→ PROBLEM REQUIREMENTS:
Apart from the pictures, every entry must be retyped exactly.

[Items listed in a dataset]
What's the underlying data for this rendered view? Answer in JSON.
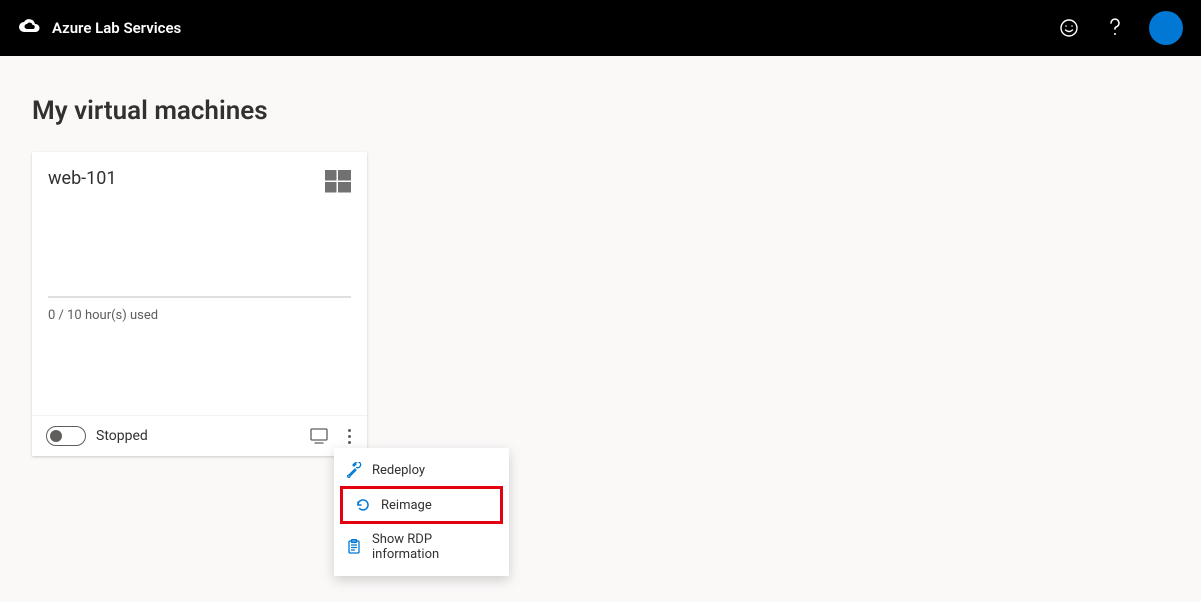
{
  "header": {
    "title": "Azure Lab Services"
  },
  "page": {
    "title": "My virtual machines"
  },
  "vm": {
    "name": "web-101",
    "usage": "0 / 10 hour(s) used",
    "status": "Stopped"
  },
  "menu": {
    "redeploy": "Redeploy",
    "reimage": "Reimage",
    "show_rdp": "Show RDP information"
  }
}
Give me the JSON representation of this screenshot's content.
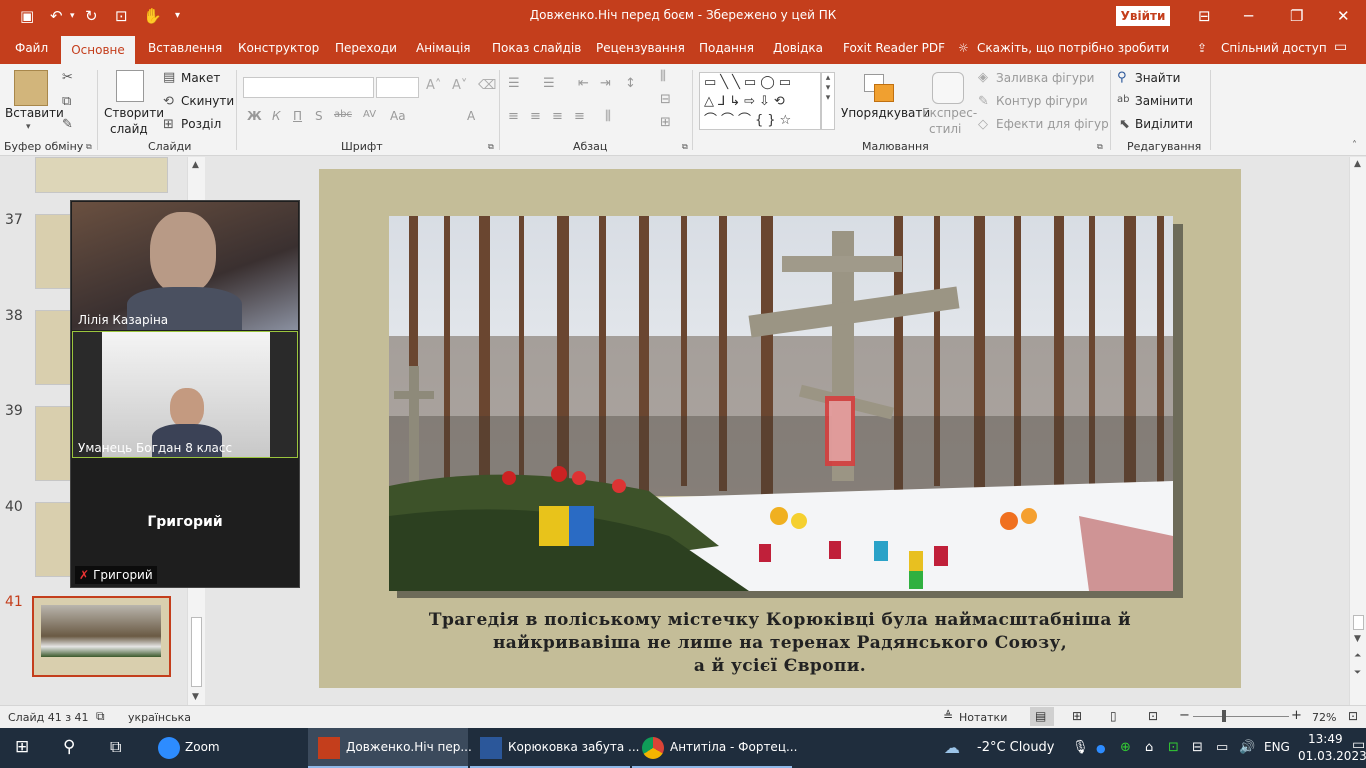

→ EXERCISE OUTPUT:
What's the underlying data for this rendered view? Answer in JSON.
{
  "header": {
    "title": "Azure Lab Services"
  },
  "page": {
    "title": "My virtual machines"
  },
  "vm": {
    "name": "web-101",
    "usage": "0 / 10 hour(s) used",
    "status": "Stopped"
  },
  "menu": {
    "redeploy": "Redeploy",
    "reimage": "Reimage",
    "show_rdp": "Show RDP information"
  }
}
Give me the JSON representation of this screenshot's content.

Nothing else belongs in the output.